▶ **What you need to do**:
Search the records for the string "screenshot". Copy each line where it occurs.

(Web page and app entries)
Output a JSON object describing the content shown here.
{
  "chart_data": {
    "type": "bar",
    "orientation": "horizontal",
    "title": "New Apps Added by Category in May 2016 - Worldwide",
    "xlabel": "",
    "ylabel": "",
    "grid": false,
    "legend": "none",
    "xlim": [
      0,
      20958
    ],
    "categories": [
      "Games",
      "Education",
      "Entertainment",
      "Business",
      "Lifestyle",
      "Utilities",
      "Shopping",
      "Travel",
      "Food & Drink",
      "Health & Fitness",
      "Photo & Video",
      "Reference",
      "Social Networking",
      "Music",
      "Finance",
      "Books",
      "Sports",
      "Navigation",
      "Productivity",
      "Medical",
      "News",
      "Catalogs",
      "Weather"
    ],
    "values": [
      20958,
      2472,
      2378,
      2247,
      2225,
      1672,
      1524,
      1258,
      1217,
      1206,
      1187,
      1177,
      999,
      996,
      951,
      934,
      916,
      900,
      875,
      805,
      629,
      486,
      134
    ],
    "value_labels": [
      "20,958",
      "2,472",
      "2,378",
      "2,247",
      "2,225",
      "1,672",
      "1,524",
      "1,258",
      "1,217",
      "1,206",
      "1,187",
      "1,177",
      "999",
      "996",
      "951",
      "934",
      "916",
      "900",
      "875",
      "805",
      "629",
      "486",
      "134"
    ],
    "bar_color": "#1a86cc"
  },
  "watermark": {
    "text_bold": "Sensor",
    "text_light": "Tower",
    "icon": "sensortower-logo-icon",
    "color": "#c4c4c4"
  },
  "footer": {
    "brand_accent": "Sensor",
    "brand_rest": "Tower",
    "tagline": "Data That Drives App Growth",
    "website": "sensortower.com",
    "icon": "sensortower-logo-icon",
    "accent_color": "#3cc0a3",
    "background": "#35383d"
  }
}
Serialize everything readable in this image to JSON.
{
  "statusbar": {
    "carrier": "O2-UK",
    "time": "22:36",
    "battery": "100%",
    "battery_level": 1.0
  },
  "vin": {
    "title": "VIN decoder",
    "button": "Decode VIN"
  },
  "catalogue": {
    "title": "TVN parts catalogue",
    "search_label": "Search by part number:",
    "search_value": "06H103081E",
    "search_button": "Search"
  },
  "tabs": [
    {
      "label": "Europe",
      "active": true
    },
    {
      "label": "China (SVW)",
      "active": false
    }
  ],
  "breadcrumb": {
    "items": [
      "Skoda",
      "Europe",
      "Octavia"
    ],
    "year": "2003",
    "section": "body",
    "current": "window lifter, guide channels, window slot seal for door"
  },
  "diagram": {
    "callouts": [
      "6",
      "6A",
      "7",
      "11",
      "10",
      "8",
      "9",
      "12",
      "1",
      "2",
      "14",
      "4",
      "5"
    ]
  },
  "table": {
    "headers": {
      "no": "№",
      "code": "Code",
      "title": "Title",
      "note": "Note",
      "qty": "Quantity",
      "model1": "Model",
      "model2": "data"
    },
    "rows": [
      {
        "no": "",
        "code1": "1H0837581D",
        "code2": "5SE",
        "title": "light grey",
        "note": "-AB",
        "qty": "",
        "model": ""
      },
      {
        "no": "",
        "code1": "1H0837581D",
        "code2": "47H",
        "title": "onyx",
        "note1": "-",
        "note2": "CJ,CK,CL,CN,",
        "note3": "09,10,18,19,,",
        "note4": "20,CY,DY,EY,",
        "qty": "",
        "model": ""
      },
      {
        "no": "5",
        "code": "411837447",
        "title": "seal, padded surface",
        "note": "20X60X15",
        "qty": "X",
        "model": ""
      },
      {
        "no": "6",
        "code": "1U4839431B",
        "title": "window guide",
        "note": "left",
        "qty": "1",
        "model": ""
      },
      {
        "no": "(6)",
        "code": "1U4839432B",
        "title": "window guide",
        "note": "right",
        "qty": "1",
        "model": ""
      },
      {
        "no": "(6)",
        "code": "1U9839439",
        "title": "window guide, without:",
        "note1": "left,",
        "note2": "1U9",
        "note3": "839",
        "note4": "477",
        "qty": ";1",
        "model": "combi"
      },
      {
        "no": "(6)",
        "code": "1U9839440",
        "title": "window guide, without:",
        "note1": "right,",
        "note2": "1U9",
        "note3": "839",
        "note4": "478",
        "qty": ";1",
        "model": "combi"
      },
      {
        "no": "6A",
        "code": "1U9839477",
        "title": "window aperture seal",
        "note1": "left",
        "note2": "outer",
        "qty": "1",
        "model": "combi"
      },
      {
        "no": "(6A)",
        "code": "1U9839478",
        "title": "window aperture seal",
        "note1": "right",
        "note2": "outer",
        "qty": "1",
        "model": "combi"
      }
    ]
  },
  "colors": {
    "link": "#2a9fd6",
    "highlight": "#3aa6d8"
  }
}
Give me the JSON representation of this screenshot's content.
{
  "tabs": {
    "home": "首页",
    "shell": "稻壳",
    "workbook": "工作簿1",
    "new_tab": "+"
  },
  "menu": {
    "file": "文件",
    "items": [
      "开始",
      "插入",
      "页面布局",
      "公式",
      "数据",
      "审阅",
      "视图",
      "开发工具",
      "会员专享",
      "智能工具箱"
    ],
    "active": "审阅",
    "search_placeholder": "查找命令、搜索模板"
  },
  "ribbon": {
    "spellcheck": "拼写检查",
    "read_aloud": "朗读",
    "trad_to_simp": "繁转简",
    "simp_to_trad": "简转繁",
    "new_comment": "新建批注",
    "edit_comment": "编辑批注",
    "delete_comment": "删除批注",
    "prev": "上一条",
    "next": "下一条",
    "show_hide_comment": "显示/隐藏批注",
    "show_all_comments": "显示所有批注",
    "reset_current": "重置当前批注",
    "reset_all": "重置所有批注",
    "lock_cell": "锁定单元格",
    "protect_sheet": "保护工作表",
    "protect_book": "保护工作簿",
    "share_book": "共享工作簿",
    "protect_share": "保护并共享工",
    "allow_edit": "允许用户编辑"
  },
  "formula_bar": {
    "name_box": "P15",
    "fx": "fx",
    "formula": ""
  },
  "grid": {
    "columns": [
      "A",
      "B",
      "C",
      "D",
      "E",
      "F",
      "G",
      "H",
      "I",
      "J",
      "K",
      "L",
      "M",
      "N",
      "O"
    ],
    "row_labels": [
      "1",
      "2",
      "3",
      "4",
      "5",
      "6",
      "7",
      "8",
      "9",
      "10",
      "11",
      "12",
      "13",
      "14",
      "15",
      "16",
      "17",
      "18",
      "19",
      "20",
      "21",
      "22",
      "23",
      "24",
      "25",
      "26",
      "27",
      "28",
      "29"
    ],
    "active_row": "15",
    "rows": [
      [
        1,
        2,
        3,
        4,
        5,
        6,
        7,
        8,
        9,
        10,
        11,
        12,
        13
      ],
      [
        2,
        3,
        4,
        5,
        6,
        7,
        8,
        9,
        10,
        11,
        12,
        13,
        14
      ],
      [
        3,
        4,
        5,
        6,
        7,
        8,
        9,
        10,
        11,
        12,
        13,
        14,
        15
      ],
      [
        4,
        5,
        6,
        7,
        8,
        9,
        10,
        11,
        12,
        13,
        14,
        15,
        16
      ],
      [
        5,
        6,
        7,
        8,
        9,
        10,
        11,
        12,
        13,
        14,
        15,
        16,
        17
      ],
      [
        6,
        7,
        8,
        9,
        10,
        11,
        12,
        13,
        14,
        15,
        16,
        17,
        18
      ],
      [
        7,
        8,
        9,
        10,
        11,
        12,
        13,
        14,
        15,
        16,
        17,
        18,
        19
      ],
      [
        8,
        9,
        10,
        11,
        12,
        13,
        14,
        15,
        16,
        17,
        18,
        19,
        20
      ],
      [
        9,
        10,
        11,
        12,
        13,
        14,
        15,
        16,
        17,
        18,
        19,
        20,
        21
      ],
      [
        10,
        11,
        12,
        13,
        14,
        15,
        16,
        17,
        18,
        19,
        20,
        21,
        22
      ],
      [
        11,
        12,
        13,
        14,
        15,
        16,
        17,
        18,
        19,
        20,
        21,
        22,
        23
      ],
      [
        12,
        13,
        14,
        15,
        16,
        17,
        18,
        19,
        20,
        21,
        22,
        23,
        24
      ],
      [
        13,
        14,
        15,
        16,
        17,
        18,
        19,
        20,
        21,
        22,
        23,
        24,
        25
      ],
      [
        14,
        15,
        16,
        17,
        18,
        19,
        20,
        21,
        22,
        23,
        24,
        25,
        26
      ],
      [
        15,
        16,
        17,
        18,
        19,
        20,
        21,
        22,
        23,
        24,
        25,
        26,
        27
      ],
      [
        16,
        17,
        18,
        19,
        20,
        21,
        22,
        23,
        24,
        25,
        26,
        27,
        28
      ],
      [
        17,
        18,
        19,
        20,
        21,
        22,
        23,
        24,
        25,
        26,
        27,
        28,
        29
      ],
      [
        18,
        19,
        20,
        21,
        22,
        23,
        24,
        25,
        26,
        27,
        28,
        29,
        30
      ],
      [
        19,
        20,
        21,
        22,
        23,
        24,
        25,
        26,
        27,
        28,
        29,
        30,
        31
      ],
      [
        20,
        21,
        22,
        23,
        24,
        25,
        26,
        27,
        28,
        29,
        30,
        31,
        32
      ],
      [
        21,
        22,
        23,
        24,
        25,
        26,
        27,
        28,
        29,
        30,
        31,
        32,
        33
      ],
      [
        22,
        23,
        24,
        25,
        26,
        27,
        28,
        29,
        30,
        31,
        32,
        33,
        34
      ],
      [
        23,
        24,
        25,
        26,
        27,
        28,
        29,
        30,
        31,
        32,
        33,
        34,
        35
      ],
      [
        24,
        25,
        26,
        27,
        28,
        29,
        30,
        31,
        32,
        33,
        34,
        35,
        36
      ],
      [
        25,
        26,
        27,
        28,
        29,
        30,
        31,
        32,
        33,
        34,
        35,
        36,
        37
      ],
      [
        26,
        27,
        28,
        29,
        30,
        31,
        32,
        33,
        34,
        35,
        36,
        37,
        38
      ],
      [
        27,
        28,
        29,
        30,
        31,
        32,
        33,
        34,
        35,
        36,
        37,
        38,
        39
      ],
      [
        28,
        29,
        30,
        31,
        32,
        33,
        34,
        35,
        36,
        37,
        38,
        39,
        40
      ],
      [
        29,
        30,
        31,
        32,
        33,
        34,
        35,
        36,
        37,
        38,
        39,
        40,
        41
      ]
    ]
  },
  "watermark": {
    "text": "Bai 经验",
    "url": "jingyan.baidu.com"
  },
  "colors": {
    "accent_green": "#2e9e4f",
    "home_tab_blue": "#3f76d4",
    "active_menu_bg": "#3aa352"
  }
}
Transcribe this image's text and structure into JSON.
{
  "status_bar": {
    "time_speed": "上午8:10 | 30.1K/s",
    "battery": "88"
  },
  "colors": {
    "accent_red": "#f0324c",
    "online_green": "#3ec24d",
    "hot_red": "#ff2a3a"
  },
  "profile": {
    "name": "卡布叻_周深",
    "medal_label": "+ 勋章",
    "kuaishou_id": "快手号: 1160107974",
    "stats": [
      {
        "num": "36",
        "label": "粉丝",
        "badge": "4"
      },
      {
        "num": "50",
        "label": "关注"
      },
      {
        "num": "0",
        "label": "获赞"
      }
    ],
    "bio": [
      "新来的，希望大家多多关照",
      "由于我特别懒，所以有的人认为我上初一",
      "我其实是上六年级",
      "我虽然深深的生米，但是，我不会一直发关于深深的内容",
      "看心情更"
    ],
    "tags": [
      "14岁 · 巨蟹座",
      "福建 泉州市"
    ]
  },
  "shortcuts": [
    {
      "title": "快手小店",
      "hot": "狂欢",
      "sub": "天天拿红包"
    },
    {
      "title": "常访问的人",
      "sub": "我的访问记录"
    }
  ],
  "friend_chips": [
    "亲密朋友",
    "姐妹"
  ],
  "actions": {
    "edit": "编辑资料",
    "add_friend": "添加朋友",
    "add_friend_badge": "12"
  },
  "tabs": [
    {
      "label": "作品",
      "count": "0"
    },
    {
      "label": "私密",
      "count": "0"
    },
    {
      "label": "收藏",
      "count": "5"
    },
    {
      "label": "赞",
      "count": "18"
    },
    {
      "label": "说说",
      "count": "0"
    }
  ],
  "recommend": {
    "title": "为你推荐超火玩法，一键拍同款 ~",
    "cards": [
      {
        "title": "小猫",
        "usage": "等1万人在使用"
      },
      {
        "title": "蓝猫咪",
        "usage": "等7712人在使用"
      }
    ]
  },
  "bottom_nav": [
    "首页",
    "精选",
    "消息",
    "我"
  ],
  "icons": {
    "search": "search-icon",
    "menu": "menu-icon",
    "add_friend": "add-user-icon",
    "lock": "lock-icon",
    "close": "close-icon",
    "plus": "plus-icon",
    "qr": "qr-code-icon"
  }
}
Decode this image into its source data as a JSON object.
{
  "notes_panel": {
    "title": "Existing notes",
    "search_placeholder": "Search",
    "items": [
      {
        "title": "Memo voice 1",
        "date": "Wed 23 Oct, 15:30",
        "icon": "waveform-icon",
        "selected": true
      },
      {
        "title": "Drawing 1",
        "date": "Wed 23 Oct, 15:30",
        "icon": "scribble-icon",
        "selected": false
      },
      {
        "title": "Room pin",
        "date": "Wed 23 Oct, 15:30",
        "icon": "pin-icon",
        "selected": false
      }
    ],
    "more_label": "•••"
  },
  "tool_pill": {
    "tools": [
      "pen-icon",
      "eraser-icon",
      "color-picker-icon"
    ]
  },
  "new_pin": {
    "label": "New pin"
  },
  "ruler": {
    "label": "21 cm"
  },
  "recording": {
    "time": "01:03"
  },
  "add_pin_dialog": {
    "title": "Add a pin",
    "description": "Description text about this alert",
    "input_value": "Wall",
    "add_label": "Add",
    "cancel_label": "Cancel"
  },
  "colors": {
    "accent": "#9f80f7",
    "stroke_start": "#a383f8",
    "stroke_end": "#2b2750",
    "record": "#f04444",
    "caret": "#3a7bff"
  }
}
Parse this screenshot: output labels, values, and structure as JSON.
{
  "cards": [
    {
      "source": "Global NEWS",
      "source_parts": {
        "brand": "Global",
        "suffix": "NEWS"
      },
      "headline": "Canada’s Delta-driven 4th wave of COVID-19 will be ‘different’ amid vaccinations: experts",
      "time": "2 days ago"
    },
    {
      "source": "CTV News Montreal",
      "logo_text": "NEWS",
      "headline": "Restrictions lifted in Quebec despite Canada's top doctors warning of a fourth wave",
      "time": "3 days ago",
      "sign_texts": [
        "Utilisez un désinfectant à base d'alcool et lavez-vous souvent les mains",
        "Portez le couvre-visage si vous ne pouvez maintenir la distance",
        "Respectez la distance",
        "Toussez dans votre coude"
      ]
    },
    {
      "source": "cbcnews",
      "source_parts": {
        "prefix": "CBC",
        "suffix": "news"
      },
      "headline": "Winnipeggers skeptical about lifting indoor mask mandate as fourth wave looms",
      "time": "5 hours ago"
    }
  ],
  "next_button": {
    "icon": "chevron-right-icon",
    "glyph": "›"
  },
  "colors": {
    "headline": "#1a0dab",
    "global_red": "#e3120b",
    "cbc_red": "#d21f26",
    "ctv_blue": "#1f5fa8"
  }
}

▶ **Output for this task**:
Give me the JSON representation of this screenshot's content.
Parse this screenshot: output labels, values, and structure as JSON.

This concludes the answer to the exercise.